The cocoa growers of St Lucia will do well this year.

The City has developed a taste for chocolate. Hedge fund trader Anthony "Choc Fingers" Ward and his speculator friends drove cocoa prices to a 33-year high of £2,732/tonne last month. But St Lucian suppliers will see an even tidier increase in the premium they're paid by one of the world's most exclusive chocolatiers. They could fetch as much as £3,600 per tonne of beans an eyewatering sum on a Caribbean island where the average wage is just £100/month.

The buyer is Hotel Chocolat the trendy online and high-street retailer whose ethics are as pure as its up to 80%-cocoa couverture.

The hefty price conscience-led chocoholics pay for Hotel Chocolat's super-premium Purist Range is partially founded on a price pledge made to its 80 independent cocoa growers on the island when chief executive Angus Thirlwell set out five years ago in partnership with finance director Peter Harris. It promised to pay 30%-40% above the market price and, despite the current spike, Hotel Chocolat is sticking to its word.

"If you look at the percentage of your costs associated with cocoa in terms of being a retailer and a manufacturer, it's at a manageable level even now," says Thirlwell. "But excessive interest in speculation in cocoa is completely unhelpful. The people it hurts are not the people like Hotel Chocolat, it's the cocoa growers. Having a volatile market in a raw material like that does not provide a good basis for long-term investment and prosperity. What goes up with a sharp spike always comes down and leads to heartache and misery."

Hotel Chocolat is looking to take some of the misery out of the market by upping production at its Cambridge plant and building a "bean-to-bar" factory on its own cocoa estate in St Lucia. It was here that the brand laid down its own rules of ethical engagement with suppliers after Thirlwell opted out of Fairtrade, having decided the movement's "one-size-fits-all" model didn't best suit the cocoa market.

Capital for investment in the new factories, as well as for extending the number of branded high-street outlets currently 40 in the UK and four worldwide was raised through the issue of the first-ever chocolate bond earlier this year. It yielded £3.75m £2.25m better than Thirlwell's worst fears and £1.25m less than his wildest expectations. But it's enough to fund expansion without going to the bank.

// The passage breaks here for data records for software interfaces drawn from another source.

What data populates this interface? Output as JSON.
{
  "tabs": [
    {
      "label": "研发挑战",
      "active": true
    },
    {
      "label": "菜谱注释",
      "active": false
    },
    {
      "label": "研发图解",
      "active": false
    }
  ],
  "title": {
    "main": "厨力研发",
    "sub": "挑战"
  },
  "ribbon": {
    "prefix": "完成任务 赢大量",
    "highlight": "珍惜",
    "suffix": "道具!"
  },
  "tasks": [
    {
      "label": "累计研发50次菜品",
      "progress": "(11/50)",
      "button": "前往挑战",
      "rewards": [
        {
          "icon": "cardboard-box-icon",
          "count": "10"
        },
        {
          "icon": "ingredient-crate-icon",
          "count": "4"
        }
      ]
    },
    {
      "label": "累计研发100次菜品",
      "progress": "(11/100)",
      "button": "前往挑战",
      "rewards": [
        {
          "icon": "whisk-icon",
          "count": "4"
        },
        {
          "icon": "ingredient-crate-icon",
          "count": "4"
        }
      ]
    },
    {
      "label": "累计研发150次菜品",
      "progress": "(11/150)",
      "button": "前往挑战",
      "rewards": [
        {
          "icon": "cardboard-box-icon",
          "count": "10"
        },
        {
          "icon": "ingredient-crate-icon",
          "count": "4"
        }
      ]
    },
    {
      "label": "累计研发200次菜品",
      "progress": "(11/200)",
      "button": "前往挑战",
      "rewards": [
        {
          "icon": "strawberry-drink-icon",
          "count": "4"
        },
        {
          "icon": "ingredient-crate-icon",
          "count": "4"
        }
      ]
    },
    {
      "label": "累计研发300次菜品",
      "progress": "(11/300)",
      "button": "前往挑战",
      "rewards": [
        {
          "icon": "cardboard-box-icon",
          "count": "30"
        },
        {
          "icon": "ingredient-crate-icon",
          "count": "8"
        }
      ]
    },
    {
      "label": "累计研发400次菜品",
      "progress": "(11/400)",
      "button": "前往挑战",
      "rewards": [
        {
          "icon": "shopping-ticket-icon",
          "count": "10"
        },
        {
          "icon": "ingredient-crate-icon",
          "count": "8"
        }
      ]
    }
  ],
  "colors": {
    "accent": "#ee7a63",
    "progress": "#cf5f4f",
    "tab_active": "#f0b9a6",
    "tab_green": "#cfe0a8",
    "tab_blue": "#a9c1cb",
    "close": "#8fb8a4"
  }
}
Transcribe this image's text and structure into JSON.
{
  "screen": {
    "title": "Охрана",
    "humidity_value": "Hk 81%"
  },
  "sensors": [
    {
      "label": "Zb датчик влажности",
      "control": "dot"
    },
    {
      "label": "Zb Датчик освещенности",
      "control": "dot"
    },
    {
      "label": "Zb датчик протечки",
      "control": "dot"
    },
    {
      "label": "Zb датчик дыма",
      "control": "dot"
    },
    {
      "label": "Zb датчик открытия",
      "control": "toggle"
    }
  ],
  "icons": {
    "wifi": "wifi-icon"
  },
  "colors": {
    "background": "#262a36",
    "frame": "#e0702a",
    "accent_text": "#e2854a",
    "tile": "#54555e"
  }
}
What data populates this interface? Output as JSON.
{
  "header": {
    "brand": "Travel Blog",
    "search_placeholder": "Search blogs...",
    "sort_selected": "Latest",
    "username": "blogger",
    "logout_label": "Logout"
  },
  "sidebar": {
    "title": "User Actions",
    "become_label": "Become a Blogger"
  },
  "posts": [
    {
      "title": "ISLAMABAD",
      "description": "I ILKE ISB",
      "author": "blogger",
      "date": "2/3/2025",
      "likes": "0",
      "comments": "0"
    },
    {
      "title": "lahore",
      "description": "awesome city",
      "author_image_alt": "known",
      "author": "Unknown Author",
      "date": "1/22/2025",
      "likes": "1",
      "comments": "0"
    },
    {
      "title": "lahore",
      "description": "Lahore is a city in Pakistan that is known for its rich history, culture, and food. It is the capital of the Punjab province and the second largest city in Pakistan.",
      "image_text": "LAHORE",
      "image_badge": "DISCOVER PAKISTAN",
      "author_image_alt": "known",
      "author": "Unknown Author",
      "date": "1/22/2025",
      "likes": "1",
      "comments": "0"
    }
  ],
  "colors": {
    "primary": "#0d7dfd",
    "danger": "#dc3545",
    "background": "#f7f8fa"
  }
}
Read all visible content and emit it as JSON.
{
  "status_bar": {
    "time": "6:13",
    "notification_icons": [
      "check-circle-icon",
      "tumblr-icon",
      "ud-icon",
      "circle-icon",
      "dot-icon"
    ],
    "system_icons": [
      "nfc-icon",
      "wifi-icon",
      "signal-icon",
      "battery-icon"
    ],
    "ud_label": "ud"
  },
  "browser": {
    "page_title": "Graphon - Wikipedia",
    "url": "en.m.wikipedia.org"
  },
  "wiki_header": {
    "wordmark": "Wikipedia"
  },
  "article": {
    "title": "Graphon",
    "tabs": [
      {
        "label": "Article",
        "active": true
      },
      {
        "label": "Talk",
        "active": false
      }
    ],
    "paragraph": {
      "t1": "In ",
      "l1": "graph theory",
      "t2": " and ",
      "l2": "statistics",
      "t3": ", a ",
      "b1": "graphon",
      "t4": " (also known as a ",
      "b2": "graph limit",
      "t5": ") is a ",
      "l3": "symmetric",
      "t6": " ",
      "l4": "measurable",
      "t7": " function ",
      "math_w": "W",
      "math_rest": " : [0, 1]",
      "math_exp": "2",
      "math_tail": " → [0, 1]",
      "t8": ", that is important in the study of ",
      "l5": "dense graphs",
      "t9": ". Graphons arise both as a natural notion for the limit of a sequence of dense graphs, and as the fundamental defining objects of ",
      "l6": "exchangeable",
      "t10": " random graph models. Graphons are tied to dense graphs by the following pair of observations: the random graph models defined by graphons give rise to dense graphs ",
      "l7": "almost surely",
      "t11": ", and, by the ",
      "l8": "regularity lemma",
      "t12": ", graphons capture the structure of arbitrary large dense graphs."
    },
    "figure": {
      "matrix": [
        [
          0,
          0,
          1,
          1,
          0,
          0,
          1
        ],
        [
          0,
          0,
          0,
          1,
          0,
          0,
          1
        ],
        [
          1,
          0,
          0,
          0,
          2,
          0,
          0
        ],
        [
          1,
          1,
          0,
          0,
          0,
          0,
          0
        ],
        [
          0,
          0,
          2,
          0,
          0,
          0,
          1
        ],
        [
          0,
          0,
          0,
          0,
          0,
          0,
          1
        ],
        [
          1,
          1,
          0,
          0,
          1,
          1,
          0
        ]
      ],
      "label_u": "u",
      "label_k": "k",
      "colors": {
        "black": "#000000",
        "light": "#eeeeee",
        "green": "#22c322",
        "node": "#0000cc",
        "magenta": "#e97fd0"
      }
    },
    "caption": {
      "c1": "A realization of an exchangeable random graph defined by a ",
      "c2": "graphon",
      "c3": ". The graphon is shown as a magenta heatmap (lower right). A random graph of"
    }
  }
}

Ubiquity is not the aim, however. "We're more interested in quality than quantity," says Thirlwell. "We do not aim to have a massive empire. We are interested in being places where our consumers want us to be. The ceiling in the UK isn't too much above 40 stores. Most of the expansion is going to be concentrated abroad. We've had inquiries from just about every country you can think of."

Hotel Chocolat is many things grower, manufacturer, online seller, retailer with branches in the States and the Middle East, and even Borough Market stall trader since the opening of the Rabot Estate pitch three months ago. With an eponymous hotel opening in December on St Lucia, is there any diversification they won't attempt? "It's not diversification," says Thirlwell. "It's chocolate-led and that takes us into different areas. We're having great fun."